In the data below, find every line that has the string "footer", and copy it.

RECORDS SHOWN:
===
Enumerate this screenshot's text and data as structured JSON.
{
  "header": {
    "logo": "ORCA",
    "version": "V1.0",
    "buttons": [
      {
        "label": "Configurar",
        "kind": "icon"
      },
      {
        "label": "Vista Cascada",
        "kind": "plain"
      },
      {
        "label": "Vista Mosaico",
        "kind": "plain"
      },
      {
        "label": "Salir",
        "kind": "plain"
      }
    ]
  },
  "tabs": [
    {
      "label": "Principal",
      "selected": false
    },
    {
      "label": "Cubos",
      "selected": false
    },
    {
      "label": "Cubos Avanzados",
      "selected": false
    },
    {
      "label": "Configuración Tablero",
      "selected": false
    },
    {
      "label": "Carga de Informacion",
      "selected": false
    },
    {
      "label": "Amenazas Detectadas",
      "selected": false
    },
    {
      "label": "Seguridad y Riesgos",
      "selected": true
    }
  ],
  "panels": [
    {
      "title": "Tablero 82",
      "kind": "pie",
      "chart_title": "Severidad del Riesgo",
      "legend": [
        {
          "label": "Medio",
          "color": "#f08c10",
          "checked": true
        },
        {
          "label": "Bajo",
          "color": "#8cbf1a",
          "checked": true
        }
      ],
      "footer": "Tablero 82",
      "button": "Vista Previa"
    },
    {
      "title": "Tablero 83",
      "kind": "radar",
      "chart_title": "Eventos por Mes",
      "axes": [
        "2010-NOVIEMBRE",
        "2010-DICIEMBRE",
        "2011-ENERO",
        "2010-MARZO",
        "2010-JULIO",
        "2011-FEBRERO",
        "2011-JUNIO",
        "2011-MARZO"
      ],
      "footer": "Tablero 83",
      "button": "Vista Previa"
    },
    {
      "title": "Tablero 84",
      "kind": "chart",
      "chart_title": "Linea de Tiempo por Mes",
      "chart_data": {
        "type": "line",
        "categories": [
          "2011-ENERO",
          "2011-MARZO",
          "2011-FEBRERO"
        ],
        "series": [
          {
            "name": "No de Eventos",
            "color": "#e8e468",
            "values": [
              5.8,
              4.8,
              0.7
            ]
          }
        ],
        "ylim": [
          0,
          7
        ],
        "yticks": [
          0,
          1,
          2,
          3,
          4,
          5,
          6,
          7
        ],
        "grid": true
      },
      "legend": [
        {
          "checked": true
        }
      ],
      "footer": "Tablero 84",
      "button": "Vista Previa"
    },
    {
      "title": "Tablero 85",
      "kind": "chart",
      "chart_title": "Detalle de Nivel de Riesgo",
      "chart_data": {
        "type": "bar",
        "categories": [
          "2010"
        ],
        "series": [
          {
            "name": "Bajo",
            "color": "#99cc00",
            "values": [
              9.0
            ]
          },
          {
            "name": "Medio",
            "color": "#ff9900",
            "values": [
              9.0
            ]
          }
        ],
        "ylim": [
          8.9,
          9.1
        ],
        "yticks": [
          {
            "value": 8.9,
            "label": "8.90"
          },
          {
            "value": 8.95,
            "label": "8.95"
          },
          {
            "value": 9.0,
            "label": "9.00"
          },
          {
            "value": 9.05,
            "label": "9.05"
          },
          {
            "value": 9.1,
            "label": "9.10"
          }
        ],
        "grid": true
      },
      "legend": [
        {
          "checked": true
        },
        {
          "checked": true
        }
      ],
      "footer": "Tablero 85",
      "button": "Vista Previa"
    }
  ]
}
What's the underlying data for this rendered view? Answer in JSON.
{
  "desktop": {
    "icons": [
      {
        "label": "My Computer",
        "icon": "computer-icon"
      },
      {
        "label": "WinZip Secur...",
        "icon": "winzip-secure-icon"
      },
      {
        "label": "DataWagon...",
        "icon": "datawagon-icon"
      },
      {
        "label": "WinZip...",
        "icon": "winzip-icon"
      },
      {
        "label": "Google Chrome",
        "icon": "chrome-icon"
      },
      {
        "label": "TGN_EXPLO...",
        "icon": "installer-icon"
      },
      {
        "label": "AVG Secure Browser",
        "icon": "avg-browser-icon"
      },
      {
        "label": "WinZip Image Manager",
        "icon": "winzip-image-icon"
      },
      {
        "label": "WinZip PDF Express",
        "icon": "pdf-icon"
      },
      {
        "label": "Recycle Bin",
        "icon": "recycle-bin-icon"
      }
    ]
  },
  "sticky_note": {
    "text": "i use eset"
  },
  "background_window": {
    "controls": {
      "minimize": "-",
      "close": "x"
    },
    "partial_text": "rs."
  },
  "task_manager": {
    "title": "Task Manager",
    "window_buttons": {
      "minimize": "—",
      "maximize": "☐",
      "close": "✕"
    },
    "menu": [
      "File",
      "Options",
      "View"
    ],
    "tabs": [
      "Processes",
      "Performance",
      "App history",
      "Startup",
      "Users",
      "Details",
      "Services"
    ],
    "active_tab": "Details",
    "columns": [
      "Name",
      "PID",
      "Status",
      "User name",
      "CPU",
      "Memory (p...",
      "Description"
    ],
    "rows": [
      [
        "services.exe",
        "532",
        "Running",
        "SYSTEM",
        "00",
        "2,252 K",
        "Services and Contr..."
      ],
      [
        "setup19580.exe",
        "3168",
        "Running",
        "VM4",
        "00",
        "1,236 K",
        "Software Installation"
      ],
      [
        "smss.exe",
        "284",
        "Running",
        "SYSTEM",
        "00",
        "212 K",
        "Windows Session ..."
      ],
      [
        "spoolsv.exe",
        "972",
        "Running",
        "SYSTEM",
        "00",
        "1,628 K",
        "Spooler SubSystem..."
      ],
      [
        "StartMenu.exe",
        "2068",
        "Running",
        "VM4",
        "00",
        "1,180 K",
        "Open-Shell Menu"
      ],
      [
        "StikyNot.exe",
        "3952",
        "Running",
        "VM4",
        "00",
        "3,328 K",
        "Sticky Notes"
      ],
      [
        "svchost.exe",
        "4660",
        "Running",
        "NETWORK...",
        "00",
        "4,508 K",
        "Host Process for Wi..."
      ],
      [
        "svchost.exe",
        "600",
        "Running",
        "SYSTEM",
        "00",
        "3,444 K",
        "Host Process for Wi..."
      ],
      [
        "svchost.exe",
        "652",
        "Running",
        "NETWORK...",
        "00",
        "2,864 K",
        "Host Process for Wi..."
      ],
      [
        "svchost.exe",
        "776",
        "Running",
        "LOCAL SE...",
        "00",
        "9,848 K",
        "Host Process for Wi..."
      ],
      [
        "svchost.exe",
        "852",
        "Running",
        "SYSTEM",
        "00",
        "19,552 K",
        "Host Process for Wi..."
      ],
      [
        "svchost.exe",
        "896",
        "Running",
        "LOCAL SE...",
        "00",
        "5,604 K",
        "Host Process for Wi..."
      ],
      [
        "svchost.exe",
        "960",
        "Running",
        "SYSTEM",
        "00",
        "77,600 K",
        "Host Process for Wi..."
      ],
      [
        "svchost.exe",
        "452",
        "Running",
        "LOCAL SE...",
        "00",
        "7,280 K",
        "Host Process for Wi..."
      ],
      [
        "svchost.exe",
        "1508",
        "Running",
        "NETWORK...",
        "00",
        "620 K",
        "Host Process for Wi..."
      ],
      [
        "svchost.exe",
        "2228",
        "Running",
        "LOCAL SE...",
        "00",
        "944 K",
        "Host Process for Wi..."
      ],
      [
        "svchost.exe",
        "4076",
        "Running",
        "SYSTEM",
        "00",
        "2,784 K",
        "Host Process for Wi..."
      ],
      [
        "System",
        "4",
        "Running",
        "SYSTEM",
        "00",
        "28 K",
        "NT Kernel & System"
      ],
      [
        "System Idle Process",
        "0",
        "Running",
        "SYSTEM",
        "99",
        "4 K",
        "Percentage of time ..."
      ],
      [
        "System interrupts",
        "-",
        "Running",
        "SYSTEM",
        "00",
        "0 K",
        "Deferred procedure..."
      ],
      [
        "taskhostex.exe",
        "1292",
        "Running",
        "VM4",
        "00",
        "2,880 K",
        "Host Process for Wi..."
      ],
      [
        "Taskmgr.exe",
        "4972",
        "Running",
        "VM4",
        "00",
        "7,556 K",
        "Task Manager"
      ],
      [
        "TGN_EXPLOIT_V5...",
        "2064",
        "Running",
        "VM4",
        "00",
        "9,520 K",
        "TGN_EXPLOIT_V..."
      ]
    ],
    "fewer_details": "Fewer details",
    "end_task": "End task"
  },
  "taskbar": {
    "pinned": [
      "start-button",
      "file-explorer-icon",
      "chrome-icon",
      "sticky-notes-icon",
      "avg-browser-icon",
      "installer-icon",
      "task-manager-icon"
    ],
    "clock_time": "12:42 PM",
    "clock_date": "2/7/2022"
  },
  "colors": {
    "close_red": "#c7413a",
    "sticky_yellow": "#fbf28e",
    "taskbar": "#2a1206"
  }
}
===
SOLUTION TO THE PROBLEM:
      "footer": "Tablero 82",
      "footer": "Tablero 83",
      "footer": "Tablero 84",
      "footer": "Tablero 85",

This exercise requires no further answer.